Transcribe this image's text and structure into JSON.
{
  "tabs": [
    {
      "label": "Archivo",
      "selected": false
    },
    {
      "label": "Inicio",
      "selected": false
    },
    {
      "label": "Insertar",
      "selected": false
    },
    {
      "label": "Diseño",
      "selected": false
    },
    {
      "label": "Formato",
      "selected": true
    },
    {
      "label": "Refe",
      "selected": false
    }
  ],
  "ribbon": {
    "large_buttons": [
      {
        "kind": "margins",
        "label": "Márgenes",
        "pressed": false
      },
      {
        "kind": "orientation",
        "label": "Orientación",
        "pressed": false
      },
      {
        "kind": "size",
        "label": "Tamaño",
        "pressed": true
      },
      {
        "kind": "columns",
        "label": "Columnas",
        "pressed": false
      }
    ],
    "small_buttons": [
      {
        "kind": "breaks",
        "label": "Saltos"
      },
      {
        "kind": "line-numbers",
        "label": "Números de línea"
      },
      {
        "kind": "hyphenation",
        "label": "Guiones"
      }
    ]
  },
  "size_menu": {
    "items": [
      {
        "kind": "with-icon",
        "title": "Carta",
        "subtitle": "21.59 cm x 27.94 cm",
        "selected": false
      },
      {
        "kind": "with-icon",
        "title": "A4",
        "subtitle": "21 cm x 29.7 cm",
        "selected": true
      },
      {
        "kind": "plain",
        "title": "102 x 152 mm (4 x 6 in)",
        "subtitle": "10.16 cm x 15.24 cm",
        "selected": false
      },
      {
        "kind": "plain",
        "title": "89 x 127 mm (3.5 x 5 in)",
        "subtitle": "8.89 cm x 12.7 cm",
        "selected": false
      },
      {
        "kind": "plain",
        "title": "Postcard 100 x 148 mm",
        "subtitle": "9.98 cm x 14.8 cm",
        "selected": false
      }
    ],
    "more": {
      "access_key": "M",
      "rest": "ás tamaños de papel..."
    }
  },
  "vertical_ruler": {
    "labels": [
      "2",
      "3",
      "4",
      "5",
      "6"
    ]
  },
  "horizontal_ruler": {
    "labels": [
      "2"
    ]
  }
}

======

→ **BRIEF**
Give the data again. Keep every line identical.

→ **EXPECTED ANSWER**
Transcribe this image's text and structure into JSON.
{
  "tabs": [
    {
      "label": "Archivo",
      "selected": false
    },
    {
      "label": "Inicio",
      "selected": false
    },
    {
      "label": "Insertar",
      "selected": false
    },
    {
      "label": "Diseño",
      "selected": false
    },
    {
      "label": "Formato",
      "selected": true
    },
    {
      "label": "Refe",
      "selected": false
    }
  ],
  "ribbon": {
    "large_buttons": [
      {
        "kind": "margins",
        "label": "Márgenes",
        "pressed": false
      },
      {
        "kind": "orientation",
        "label": "Orientación",
        "pressed": false
      },
      {
        "kind": "size",
        "label": "Tamaño",
        "pressed": true
      },
      {
        "kind": "columns",
        "label": "Columnas",
        "pressed": false
      }
    ],
    "small_buttons": [
      {
        "kind": "breaks",
        "label": "Saltos"
      },
      {
        "kind": "line-numbers",
        "label": "Números de línea"
      },
      {
        "kind": "hyphenation",
        "label": "Guiones"
      }
    ]
  },
  "size_menu": {
    "items": [
      {
        "kind": "with-icon",
        "title": "Carta",
        "subtitle": "21.59 cm x 27.94 cm",
        "selected": false
      },
      {
        "kind": "with-icon",
        "title": "A4",
        "subtitle": "21 cm x 29.7 cm",
        "selected": true
      },
      {
        "kind": "plain",
        "title": "102 x 152 mm (4 x 6 in)",
        "subtitle": "10.16 cm x 15.24 cm",
        "selected": false
      },
      {
        "kind": "plain",
        "title": "89 x 127 mm (3.5 x 5 in)",
        "subtitle": "8.89 cm x 12.7 cm",
        "selected": false
      },
      {
        "kind": "plain",
        "title": "Postcard 100 x 148 mm",
        "subtitle": "9.98 cm x 14.8 cm",
        "selected": false
      }
    ],
    "more": {
      "access_key": "M",
      "rest": "ás tamaños de papel..."
    }
  },
  "vertical_ruler": {
    "labels": [
      "2",
      "3",
      "4",
      "5",
      "6"
    ]
  },
  "horizontal_ruler": {
    "labels": [
      "2"
    ]
  }
}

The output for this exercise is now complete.